> **Work instruction**:
Your response should be every line from the entries that includes the string "localhost".
=== Section Start ===
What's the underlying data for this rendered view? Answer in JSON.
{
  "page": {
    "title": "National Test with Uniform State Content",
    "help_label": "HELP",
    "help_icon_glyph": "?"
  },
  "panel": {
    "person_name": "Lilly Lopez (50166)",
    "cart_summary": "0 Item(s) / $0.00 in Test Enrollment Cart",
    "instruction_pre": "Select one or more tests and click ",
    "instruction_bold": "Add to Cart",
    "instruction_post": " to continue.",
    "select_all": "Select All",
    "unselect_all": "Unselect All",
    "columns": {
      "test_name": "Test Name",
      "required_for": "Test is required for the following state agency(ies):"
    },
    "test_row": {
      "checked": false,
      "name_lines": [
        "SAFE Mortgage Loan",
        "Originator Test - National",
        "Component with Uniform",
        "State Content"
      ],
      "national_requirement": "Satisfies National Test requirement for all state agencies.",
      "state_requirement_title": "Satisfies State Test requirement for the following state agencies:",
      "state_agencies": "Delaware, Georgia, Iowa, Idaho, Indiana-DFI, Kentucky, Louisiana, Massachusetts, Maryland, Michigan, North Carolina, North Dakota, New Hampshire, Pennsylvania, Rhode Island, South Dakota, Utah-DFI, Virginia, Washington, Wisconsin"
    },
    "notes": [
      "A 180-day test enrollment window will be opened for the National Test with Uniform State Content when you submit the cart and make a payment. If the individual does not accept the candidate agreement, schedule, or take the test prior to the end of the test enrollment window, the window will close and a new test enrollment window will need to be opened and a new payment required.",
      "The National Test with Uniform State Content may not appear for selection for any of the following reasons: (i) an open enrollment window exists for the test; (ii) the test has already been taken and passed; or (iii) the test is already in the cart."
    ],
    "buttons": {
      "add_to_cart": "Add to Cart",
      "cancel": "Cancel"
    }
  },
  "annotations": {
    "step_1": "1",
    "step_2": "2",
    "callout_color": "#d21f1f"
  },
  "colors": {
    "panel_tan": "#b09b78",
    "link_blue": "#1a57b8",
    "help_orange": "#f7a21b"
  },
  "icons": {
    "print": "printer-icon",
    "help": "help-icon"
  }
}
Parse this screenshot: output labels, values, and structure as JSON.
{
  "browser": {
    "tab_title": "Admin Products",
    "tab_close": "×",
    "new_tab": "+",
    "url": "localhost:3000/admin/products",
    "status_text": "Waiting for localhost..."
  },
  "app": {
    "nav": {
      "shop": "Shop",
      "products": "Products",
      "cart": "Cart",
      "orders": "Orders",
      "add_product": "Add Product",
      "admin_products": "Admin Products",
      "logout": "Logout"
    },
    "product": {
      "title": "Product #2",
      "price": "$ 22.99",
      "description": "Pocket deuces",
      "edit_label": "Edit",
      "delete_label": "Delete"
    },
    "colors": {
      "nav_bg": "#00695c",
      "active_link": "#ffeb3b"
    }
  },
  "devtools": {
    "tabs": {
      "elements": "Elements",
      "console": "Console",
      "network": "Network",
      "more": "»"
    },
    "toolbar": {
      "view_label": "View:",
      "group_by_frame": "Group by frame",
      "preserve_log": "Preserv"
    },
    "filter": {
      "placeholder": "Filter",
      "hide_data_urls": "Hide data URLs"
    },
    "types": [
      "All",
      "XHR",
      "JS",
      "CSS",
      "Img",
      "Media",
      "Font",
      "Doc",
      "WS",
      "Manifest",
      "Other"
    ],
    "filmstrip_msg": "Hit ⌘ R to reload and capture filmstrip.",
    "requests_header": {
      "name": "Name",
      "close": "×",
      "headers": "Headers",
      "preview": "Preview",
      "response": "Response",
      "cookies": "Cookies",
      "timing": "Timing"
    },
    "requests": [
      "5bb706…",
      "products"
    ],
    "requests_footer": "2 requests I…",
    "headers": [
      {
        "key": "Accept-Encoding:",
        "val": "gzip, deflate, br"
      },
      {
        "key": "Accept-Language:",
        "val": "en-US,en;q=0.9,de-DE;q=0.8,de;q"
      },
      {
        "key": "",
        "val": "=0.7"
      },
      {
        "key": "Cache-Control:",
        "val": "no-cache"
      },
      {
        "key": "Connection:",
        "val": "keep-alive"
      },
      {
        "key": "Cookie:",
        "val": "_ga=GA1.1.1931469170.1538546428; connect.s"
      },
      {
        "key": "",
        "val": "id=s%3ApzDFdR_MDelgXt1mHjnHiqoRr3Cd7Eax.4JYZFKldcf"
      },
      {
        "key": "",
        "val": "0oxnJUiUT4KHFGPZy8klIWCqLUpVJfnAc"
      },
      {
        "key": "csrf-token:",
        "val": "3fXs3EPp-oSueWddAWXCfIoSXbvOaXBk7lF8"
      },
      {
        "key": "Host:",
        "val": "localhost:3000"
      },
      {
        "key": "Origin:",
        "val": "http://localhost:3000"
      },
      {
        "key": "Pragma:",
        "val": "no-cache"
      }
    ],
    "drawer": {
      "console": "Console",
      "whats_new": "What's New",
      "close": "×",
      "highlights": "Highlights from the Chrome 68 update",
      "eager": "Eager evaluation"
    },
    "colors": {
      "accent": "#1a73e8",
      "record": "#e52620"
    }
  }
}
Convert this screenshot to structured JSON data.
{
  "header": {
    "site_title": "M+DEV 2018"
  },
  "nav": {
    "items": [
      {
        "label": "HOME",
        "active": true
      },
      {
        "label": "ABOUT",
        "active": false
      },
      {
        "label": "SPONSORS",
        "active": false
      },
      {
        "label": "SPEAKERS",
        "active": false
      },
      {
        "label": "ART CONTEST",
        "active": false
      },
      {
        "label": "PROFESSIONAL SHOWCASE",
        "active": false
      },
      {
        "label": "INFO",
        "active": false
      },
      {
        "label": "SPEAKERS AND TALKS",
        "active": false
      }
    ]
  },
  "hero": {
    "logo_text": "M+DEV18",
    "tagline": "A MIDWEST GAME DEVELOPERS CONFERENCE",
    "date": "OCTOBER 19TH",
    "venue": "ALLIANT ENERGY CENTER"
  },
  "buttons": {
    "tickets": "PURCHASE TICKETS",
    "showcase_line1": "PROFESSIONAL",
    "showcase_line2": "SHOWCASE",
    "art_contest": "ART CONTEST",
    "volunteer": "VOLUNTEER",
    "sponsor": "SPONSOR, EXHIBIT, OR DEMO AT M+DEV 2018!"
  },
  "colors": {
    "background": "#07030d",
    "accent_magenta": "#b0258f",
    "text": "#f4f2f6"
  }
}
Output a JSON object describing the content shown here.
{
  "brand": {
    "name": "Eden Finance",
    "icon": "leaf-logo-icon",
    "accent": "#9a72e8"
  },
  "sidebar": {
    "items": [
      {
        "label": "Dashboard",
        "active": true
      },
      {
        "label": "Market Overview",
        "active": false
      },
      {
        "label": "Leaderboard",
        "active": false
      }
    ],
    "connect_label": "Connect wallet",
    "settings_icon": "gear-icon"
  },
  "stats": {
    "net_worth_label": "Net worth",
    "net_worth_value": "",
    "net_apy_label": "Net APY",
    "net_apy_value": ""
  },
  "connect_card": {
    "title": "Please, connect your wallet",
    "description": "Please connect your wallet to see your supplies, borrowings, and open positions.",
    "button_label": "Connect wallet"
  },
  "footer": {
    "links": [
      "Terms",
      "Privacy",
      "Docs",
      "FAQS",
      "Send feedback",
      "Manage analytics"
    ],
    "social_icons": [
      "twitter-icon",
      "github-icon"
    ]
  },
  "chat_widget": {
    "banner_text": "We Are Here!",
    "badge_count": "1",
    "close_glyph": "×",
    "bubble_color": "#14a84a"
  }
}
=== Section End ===
> **Result of this exercise**:
    "url": "localhost:3000/admin/products",
    "status_text": "Waiting for localhost..."
        "val": "localhost:3000"
        "val": "http://localhost:3000"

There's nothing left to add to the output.